If exposure was a few hours previous, dab at areas with rubbing alcohol, as this is thought to inhibit the immune response.

If you get to the rash and itch phase, there are creams and ointments that help with the itching and if the problem is severe there are corticosteroids that doctors prescribe to interfere with the allergic reaction.

If the problem is bad, and especially if you have inhaled urushiol-laced smoke, consult your physician.

Name that plant

Our last mystery plant was a common disturbed area maple, box elder (Acer negundo). Its trifoliate or five-leaflet (giving rise to the name ash-leaved maple) leaves sometimes confuse people, but you can know it as a maple by the fact that box elder produces the familiar helicopter-like fruits characteristic of all maples. There were two early-bird winners for the May 17 contest: Shane Lowrey of Akron and Diane Barton of Mogadore.

Our new mystery plant is a native tree which has glossy green spring and summer leaves and fabulous fall foliage color of intense scarlets and sometimes oranges and yellows. It is not familiar to most for its flowers, which is why I have chosen this picture of its recent blossom opening at Silver Creek.

Remember, Shakespeare wrote: “In Nature’s infinite book of secrecy a little I can read.” So, the winner’s prize (first to text me at 330-466-0270 or send an email to chatfield.1@osu.edu) shall be a nature book — I am pondering the selection for this round. Some contestants who are correct but not first to be correct lament that they do not get their paper until after 7 a.m. Remember though, the article is on Ohio.com.

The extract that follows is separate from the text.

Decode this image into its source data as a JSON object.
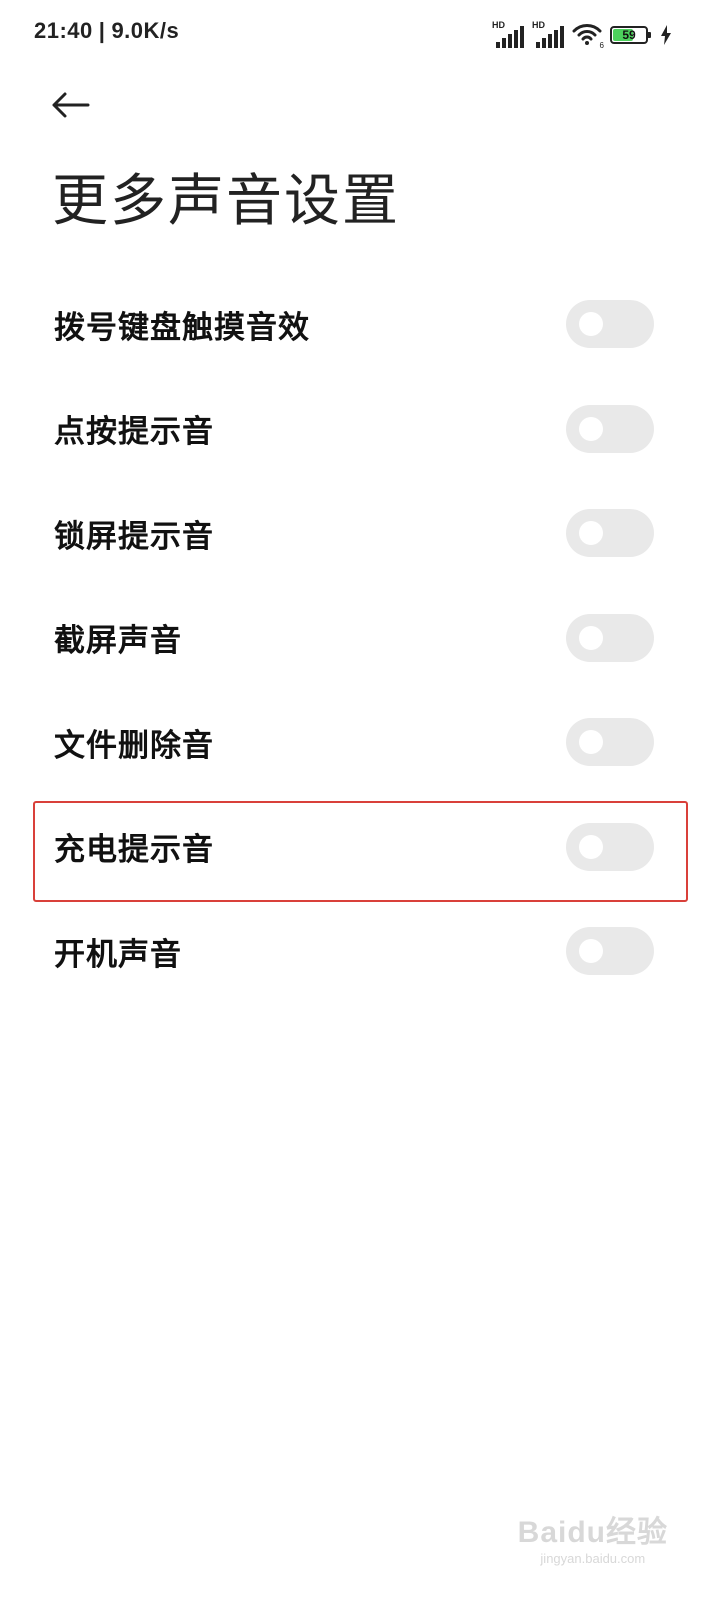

A pleasant finale

Let us put our poison pen behind us, this hazard of horticulture, this nastiness of nature.

Go enjoy the spectacular flowers of rhododendrons, the hybrids of our native flowering dogwood (Cornus florida) and Chinese dogwood (Cornus kousa) developed at Rutgers University, the bees buzzing among a wild variety of nectar-producing flowers, the next round of magnolias to bloom, and the ingenuity of people everywhere finding a way to garden.

Enjoy the wild exuberance of the natural and horticulture world. Experience all, ever anew.

Jim Chatfield is a horticultural educator with Ohio State University Extension. If you have questions about caring for your garden, write: Jim Chatfield, Plant Lovers’ Almanac, Ohio State University Extension, 1680 Madison Ave., Wooster, OH 44691. Send email to chatfield.1@cfaes.osu.edu or call 330-466-0270. Please include your phone number if you write.